1 January 2015
When I was a boy, the New Year was always a time of some excitement. Apart from being given the rare opportunity to stay awake till late, it always felt like a chance to start again. A clean slate, a new chapter, a New Year.
Over the years I of course realised that this sense of starting afresh was merely an illusion. January 1 is not some magical date after which things will change. Things generally stay the same and change if it happens, will happen when it does, unbound by any man made date. So it may be New Year to many, but to me it is just Thursday.
However, even though this idea of a New Year being a new start is logically flawed, I can see how it can be important psychologically. Especially when the previous 365 days had been particularly bad. And in Malaysia, the past fifty two weeks have been very bad indeed.
We have had three airline tragedies in one year. Statistically this should have been a near impossibility and yet it did happen. So many people’s lives lost, so many families grieving. Of course more people die in road accidents and illness every year, but the intensity of so much suffering in one single incident means the effects on the nation is undiluted and therefore more excruciating. And we had to face that three times.
Then just as the year is closing we suffer the biggest floods in over a decade with tens of thousands displaced and tremendous loss to property and, even more tragically, lives.
Throughout the year we have also seen our nation slipping down into a mire of bigotry, racism and extremist behaviour. We have become a country where the views of the wicked have been given so much prominence it makes one wonder sometimes if this is not the true ugly face of Malaysia.
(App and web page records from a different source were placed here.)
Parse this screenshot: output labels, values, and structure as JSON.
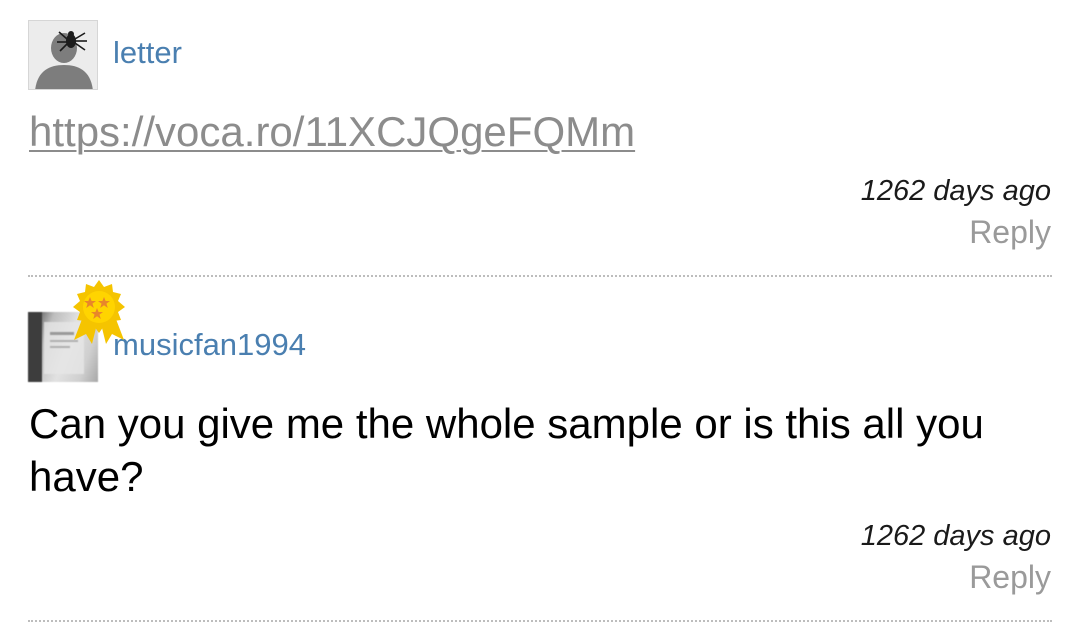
{
  "comments": [
    {
      "username": "letter",
      "avatar_icon": "default-silhouette-with-spider-icon",
      "body_link": "https://voca.ro/11XCJQgeFQMm",
      "timestamp": "1262 days ago",
      "reply_label": "Reply"
    },
    {
      "username": "musicfan1994",
      "avatar_icon": "user-photo-avatar",
      "badge_icon": "star-rosette-badge-icon",
      "body_text": "Can you give me the whole sample or is this all you have?",
      "timestamp": "1262 days ago",
      "reply_label": "Reply"
    }
  ],
  "colors": {
    "username": "#4a7fb0",
    "link": "#8c8c8c",
    "reply": "#9a9a9a",
    "badge_gold": "#f5c400",
    "badge_star": "#e8862a"
  }
}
And we have also seen the use of repressive laws in such a way as to be reminiscent of Ops Lalang a quarter of a century ago. One would have thought we would have matured as a democracy but no, the opposite appears to be true, and those with the power seem intent on reducing us to an autocracy.
Just as some seem intent on bringing us backwards in time by introducing incredibly harsh criminal laws which if debated openly and freely surely could not be accepted in this day and age.
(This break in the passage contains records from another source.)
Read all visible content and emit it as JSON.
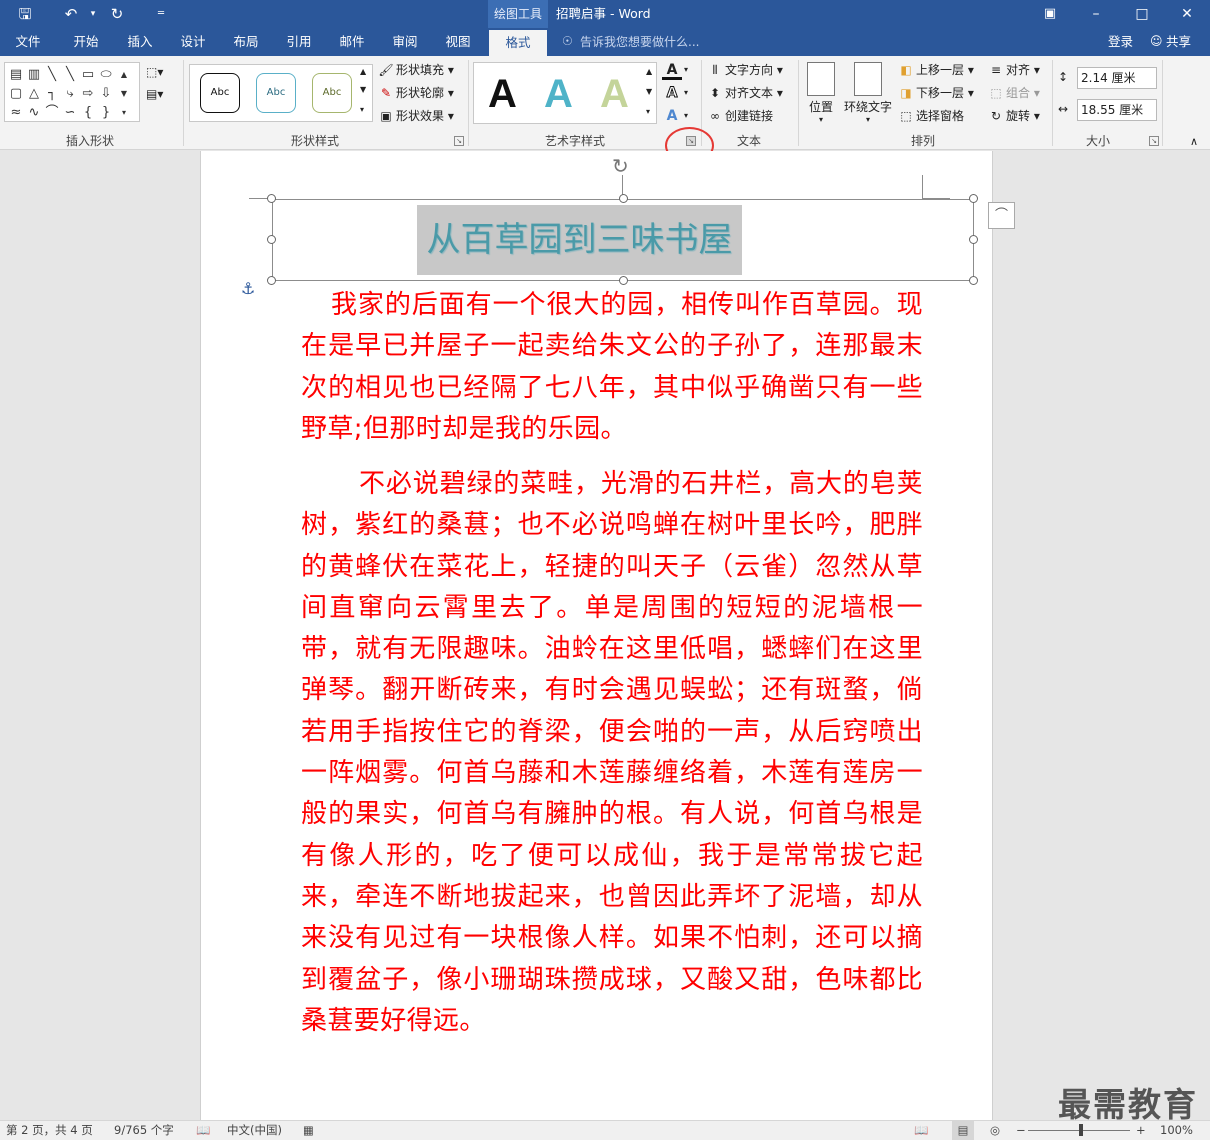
{
  "titlebar": {
    "contextual_tools": "绘图工具",
    "doc_title": "招聘启事 - Word",
    "save_icon": "save-icon",
    "undo_icon": "undo-icon",
    "redo_icon": "redo-icon"
  },
  "tabs": {
    "file": "文件",
    "home": "开始",
    "insert": "插入",
    "design": "设计",
    "layout": "布局",
    "references": "引用",
    "mailings": "邮件",
    "review": "审阅",
    "view": "视图",
    "format": "格式",
    "tell_me": "告诉我您想要做什么...",
    "login": "登录",
    "share": "共享"
  },
  "ribbon": {
    "groups": {
      "insert_shapes": "插入形状",
      "shape_styles": "形状样式",
      "wordart_styles": "艺术字样式",
      "text": "文本",
      "arrange": "排列",
      "size": "大小"
    },
    "shape_style_samples": [
      "Abc",
      "Abc",
      "Abc"
    ],
    "shape_fill": "形状填充",
    "shape_outline": "形状轮廓",
    "shape_effects": "形状效果",
    "wordart_samples": [
      "A",
      "A",
      "A"
    ],
    "text_direction": "文字方向",
    "align_text": "对齐文本",
    "create_link": "创建链接",
    "position": "位置",
    "wrap_text": "环绕文字",
    "bring_forward": "上移一层",
    "send_backward": "下移一层",
    "selection_pane": "选择窗格",
    "align": "对齐",
    "group": "组合",
    "rotate": "旋转",
    "height": "2.14 厘米",
    "width": "18.55 厘米"
  },
  "document": {
    "wordart_title": "从百草园到三味书屋",
    "paragraph1": "我家的后面有一个很大的园，相传叫作百草园。现在是早已并屋子一起卖给朱文公的子孙了，连那最末次的相见也已经隔了七八年，其中似乎确凿只有一些野草;但那时却是我的乐园。",
    "paragraph2": "不必说碧绿的菜畦，光滑的石井栏，高大的皂荚树，紫红的桑葚；也不必说鸣蝉在树叶里长吟，肥胖的黄蜂伏在菜花上，轻捷的叫天子（云雀）忽然从草间直窜向云霄里去了。单是周围的短短的泥墙根一带，就有无限趣味。油蛉在这里低唱，蟋蟀们在这里弹琴。翻开断砖来，有时会遇见蜈蚣；还有斑蝥，倘若用手指按住它的脊梁，便会啪的一声，从后窍喷出一阵烟雾。何首乌藤和木莲藤缠络着，木莲有莲房一般的果实，何首乌有臃肿的根。有人说，何首乌根是有像人形的，吃了便可以成仙，我于是常常拔它起来，牵连不断地拔起来，也曾因此弄坏了泥墙，却从来没有见过有一块根像人样。如果不怕刺，还可以摘到覆盆子，像小珊瑚珠攒成球，又酸又甜，色味都比桑葚要好得远。"
  },
  "status": {
    "page": "第 2 页，共 4 页",
    "words": "9/765 个字",
    "language": "中文(中国)",
    "zoom": "100%"
  },
  "watermark": "最需教育",
  "colors": {
    "accent": "#2b579a",
    "body_text": "#ff0000",
    "wordart": "#4a9aa8",
    "highlight_circle": "#e53935"
  }
}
Even the usual distractions have not been available to us. Lee Chong Wei’s doping conviction and the football teams’ last minute failure at the AFC Cup means that the transient joys of sporting achievements were also denied us.
Yes, it has been a terrible year for Malaysia. There has been a palpable sense of cynicism and pessimism in 2014. Therefore at times like this, the illusion of a new start in a New Year is perhaps a good thing.
I don’t expect any magical thing to happen as the clock strikes twelve tonight. I know for sure that for those of us who strive for human rights, democracy, and a progressive mind-set will continue to struggle in 2015. I just hope it would not be as harsh a year as 2014.